Prior to this, the main centres for education in Sicily until then had been Palermo, Messina and Trapani. None of them, however, held the right or the power to confer degrees which could only be conferred by the Pope.
In 1444, the first schools of Medicine, Philosophy, Canon and Civil Law, Theology and Arts were finally established. Students began to attend classes in 1445, although it was not until two centuries later that the university laid its foundations in Piazza Università, where it still stands up until today.
Its building was formerly occupied by St. Mark’s Hospital, which was completely struck and destroyed by the 1693 earthquake, and as a result students were left out without a place for their studies. Before it was rebuilt, some resourceful students, who were filled with endless determination and were also completely untroubled by such events, moved their classes to wooden huts near the harbour.
The new (current) building, designed by Giovan Battista Vaccarini, is a magnificent as well as exemplary monument of Baroque architecture.

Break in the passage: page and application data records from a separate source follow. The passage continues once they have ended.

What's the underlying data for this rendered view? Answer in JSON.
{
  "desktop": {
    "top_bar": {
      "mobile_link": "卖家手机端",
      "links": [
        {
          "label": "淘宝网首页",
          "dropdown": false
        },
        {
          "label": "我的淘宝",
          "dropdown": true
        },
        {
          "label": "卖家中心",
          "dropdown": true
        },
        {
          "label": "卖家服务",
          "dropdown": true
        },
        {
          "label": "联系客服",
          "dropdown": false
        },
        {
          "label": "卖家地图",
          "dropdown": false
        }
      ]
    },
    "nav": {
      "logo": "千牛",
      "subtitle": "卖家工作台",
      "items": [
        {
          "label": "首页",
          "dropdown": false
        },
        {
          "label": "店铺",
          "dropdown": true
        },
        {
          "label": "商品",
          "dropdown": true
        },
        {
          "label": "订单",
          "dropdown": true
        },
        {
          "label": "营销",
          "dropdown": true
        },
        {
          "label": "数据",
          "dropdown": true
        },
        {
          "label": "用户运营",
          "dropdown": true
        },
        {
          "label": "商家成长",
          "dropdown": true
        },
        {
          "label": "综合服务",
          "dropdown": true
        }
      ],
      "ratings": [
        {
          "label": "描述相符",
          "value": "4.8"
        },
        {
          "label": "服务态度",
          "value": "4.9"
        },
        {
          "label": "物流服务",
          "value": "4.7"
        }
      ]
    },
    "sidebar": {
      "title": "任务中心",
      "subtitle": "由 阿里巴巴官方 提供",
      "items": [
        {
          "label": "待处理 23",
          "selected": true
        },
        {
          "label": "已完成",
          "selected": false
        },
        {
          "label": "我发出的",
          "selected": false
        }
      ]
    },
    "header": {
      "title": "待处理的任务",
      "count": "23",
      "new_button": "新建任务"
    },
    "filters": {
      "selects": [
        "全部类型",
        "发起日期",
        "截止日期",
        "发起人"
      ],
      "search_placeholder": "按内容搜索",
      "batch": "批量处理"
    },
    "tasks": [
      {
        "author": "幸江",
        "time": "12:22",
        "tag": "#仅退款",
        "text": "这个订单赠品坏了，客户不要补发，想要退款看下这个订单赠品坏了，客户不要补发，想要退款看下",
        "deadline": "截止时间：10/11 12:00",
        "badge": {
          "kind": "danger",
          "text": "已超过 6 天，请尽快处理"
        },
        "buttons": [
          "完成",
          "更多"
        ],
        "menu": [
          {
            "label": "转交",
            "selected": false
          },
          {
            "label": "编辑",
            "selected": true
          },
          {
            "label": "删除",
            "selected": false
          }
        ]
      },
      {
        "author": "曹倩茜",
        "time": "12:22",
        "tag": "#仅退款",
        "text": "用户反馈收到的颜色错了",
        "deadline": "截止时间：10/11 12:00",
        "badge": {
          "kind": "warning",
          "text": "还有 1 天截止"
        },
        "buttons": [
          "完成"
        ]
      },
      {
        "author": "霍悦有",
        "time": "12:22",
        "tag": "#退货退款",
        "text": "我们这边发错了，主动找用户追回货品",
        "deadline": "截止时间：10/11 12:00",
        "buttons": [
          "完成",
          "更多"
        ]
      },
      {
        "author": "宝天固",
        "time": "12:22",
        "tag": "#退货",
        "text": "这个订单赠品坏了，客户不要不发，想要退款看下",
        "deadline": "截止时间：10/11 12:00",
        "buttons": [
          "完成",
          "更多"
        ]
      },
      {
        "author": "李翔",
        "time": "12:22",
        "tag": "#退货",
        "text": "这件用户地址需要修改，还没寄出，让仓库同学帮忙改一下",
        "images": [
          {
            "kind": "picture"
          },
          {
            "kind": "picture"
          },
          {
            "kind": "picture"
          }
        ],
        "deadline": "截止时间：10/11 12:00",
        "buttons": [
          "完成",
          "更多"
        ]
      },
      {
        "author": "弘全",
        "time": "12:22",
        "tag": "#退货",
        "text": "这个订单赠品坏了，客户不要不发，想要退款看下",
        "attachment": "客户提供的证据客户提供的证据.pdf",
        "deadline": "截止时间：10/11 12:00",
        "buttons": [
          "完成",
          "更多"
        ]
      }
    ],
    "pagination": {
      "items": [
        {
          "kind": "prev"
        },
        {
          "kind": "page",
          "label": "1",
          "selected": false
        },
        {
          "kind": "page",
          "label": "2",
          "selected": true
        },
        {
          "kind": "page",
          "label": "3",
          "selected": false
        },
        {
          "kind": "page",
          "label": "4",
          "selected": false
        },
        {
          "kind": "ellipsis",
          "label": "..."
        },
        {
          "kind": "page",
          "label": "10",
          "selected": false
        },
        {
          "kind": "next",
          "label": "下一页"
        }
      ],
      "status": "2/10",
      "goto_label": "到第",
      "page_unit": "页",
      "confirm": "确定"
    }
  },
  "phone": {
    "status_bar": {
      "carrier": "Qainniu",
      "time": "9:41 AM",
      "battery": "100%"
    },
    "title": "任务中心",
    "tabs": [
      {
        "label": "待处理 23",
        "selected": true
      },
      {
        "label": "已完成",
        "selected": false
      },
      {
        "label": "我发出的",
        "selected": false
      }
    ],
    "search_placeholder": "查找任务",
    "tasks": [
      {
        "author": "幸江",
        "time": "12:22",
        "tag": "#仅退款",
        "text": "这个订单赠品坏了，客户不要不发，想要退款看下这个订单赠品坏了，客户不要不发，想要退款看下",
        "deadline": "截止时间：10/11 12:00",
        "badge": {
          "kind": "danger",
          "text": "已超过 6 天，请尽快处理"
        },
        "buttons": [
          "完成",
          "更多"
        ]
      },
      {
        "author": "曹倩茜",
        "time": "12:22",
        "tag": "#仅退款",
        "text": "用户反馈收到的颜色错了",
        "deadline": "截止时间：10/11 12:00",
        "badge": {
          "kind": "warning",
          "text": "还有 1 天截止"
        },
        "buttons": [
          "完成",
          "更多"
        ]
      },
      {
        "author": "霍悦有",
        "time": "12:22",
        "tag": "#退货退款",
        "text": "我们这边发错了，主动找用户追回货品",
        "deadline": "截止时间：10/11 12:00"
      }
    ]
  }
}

Not only was the University of Catania structurally powerful but it also held the exclusive right by Royal Decree to grant degrees within the Reign of Sicily. Although the hierarchical powers of the university were until then in the hands of the Church, at the beginning of the 18th century, the Rector, like in all ancient universities, began being elected from final-year students and was the acting protector and advocate for students themselves. Plus, they would be granted other privileges too.
Twenty-five bell chimes from the Cathedral would mark the beginning of each academic year and throughout that time frame, a porter was supposed to check the presence of each professor. Those who did not appear to be working were reported to a notary who would take a day out of their wages. At the end of their studies, students were awarded their degrees along with a gold ring at the Cathedral where they also received a blessing from the Archbishop. Although this ceremony and many other traditions have fallen into general disuse, the academic organization is still as strong today as it was in the first half of the 15th century when it started out with just ten students.
Plenty of historical university buildings are spread out in the old city centre, in stark contrast though with the modern, hi-tech campus La Cittadella. UNICT offers an attractive portfolio of academic titles and is strongly committed to the creation of modern laboratories where the ancient Mediterranean culture meets most modern and state-of-the-art technologies for advanced training. Students who wish to undertake an undergraduate degree programme will indeed receive high-quality education. Excellent support services are offered across the university’s departments, even in the city of Syracuse and Ragusa that still belong to the headquarters based in Catania. They are both culturally dynamic and suitable for students and individuals who love to mingle with the university community as a whole.